▶ [AVAILABLE DATA]:
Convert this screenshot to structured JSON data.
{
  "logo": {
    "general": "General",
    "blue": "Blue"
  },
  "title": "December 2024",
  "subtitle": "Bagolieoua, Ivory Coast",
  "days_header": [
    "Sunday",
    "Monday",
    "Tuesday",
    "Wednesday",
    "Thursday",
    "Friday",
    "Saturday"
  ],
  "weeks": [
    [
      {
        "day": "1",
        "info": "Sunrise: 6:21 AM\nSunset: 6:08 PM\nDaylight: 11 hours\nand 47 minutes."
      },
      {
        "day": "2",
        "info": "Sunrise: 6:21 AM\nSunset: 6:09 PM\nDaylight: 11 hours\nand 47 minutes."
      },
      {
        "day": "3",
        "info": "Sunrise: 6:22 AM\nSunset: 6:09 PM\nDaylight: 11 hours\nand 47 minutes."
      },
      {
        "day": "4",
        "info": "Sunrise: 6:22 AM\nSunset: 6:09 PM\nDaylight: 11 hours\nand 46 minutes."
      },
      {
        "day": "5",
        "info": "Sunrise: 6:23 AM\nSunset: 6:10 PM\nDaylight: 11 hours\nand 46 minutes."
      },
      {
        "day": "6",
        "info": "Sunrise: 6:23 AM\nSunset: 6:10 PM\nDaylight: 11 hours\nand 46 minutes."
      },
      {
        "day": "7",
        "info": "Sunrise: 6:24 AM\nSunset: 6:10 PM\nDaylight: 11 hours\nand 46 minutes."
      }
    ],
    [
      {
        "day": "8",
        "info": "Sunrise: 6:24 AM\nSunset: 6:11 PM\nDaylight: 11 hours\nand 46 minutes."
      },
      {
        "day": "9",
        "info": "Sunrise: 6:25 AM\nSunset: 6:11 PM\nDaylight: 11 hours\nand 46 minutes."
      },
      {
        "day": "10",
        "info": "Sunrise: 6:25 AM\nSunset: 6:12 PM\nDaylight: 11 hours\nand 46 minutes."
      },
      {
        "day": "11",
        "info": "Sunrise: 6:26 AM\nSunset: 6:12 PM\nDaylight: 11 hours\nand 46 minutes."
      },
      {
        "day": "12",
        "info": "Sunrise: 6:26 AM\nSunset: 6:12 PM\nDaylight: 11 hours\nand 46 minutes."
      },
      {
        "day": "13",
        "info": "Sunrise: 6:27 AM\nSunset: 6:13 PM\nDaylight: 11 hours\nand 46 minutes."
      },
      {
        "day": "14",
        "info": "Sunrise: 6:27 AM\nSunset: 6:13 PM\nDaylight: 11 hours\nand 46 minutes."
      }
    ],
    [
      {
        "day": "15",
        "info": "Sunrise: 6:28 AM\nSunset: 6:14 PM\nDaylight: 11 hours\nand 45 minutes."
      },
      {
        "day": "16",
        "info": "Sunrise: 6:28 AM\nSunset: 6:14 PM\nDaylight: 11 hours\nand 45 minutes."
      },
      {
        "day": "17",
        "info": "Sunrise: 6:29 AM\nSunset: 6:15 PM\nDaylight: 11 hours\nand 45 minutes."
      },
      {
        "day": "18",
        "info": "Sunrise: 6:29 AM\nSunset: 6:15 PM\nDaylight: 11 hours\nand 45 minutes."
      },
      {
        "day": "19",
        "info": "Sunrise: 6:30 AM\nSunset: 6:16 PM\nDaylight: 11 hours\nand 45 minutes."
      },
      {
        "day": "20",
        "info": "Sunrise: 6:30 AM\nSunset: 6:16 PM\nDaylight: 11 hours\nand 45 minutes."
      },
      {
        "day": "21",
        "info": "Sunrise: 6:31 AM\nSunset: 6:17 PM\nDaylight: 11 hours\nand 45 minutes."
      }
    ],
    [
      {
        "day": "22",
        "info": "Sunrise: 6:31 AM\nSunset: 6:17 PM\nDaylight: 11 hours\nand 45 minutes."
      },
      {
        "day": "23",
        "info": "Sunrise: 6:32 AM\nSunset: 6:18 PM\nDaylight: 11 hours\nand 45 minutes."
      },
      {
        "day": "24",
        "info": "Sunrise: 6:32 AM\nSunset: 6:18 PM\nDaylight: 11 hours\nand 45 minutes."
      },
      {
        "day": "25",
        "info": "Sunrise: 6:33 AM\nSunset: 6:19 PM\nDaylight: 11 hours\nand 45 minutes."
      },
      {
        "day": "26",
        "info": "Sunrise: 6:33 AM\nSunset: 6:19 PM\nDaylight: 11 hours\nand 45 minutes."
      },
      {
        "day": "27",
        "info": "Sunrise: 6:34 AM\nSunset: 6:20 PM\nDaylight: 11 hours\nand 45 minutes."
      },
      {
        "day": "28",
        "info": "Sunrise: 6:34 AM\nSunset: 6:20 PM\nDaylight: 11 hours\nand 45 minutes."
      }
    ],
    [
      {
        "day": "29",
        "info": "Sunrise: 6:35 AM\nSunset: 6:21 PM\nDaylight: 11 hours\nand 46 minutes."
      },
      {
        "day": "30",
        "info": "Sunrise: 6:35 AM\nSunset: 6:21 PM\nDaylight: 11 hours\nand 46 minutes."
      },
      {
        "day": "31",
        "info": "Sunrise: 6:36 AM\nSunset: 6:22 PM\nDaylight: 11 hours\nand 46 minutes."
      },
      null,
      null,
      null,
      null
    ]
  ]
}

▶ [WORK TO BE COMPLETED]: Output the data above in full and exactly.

▶ [RESULT FOR THIS TASK]:
Convert this screenshot to structured JSON data.
{
  "logo": {
    "general": "General",
    "blue": "Blue"
  },
  "title": "December 2024",
  "subtitle": "Bagolieoua, Ivory Coast",
  "days_header": [
    "Sunday",
    "Monday",
    "Tuesday",
    "Wednesday",
    "Thursday",
    "Friday",
    "Saturday"
  ],
  "weeks": [
    [
      {
        "day": "1",
        "info": "Sunrise: 6:21 AM\nSunset: 6:08 PM\nDaylight: 11 hours\nand 47 minutes."
      },
      {
        "day": "2",
        "info": "Sunrise: 6:21 AM\nSunset: 6:09 PM\nDaylight: 11 hours\nand 47 minutes."
      },
      {
        "day": "3",
        "info": "Sunrise: 6:22 AM\nSunset: 6:09 PM\nDaylight: 11 hours\nand 47 minutes."
      },
      {
        "day": "4",
        "info": "Sunrise: 6:22 AM\nSunset: 6:09 PM\nDaylight: 11 hours\nand 46 minutes."
      },
      {
        "day": "5",
        "info": "Sunrise: 6:23 AM\nSunset: 6:10 PM\nDaylight: 11 hours\nand 46 minutes."
      },
      {
        "day": "6",
        "info": "Sunrise: 6:23 AM\nSunset: 6:10 PM\nDaylight: 11 hours\nand 46 minutes."
      },
      {
        "day": "7",
        "info": "Sunrise: 6:24 AM\nSunset: 6:10 PM\nDaylight: 11 hours\nand 46 minutes."
      }
    ],
    [
      {
        "day": "8",
        "info": "Sunrise: 6:24 AM\nSunset: 6:11 PM\nDaylight: 11 hours\nand 46 minutes."
      },
      {
        "day": "9",
        "info": "Sunrise: 6:25 AM\nSunset: 6:11 PM\nDaylight: 11 hours\nand 46 minutes."
      },
      {
        "day": "10",
        "info": "Sunrise: 6:25 AM\nSunset: 6:12 PM\nDaylight: 11 hours\nand 46 minutes."
      },
      {
        "day": "11",
        "info": "Sunrise: 6:26 AM\nSunset: 6:12 PM\nDaylight: 11 hours\nand 46 minutes."
      },
      {
        "day": "12",
        "info": "Sunrise: 6:26 AM\nSunset: 6:12 PM\nDaylight: 11 hours\nand 46 minutes."
      },
      {
        "day": "13",
        "info": "Sunrise: 6:27 AM\nSunset: 6:13 PM\nDaylight: 11 hours\nand 46 minutes."
      },
      {
        "day": "14",
        "info": "Sunrise: 6:27 AM\nSunset: 6:13 PM\nDaylight: 11 hours\nand 46 minutes."
      }
    ],
    [
      {
        "day": "15",
        "info": "Sunrise: 6:28 AM\nSunset: 6:14 PM\nDaylight: 11 hours\nand 45 minutes."
      },
      {
        "day": "16",
        "info": "Sunrise: 6:28 AM\nSunset: 6:14 PM\nDaylight: 11 hours\nand 45 minutes."
      },
      {
        "day": "17",
        "info": "Sunrise: 6:29 AM\nSunset: 6:15 PM\nDaylight: 11 hours\nand 45 minutes."
      },
      {
        "day": "18",
        "info": "Sunrise: 6:29 AM\nSunset: 6:15 PM\nDaylight: 11 hours\nand 45 minutes."
      },
      {
        "day": "19",
        "info": "Sunrise: 6:30 AM\nSunset: 6:16 PM\nDaylight: 11 hours\nand 45 minutes."
      },
      {
        "day": "20",
        "info": "Sunrise: 6:30 AM\nSunset: 6:16 PM\nDaylight: 11 hours\nand 45 minutes."
      },
      {
        "day": "21",
        "info": "Sunrise: 6:31 AM\nSunset: 6:17 PM\nDaylight: 11 hours\nand 45 minutes."
      }
    ],
    [
      {
        "day": "22",
        "info": "Sunrise: 6:31 AM\nSunset: 6:17 PM\nDaylight: 11 hours\nand 45 minutes."
      },
      {
        "day": "23",
        "info": "Sunrise: 6:32 AM\nSunset: 6:18 PM\nDaylight: 11 hours\nand 45 minutes."
      },
      {
        "day": "24",
        "info": "Sunrise: 6:32 AM\nSunset: 6:18 PM\nDaylight: 11 hours\nand 45 minutes."
      },
      {
        "day": "25",
        "info": "Sunrise: 6:33 AM\nSunset: 6:19 PM\nDaylight: 11 hours\nand 45 minutes."
      },
      {
        "day": "26",
        "info": "Sunrise: 6:33 AM\nSunset: 6:19 PM\nDaylight: 11 hours\nand 45 minutes."
      },
      {
        "day": "27",
        "info": "Sunrise: 6:34 AM\nSunset: 6:20 PM\nDaylight: 11 hours\nand 45 minutes."
      },
      {
        "day": "28",
        "info": "Sunrise: 6:34 AM\nSunset: 6:20 PM\nDaylight: 11 hours\nand 45 minutes."
      }
    ],
    [
      {
        "day": "29",
        "info": "Sunrise: 6:35 AM\nSunset: 6:21 PM\nDaylight: 11 hours\nand 46 minutes."
      },
      {
        "day": "30",
        "info": "Sunrise: 6:35 AM\nSunset: 6:21 PM\nDaylight: 11 hours\nand 46 minutes."
      },
      {
        "day": "31",
        "info": "Sunrise: 6:36 AM\nSunset: 6:22 PM\nDaylight: 11 hours\nand 46 minutes."
      },
      null,
      null,
      null,
      null
    ]
  ]
}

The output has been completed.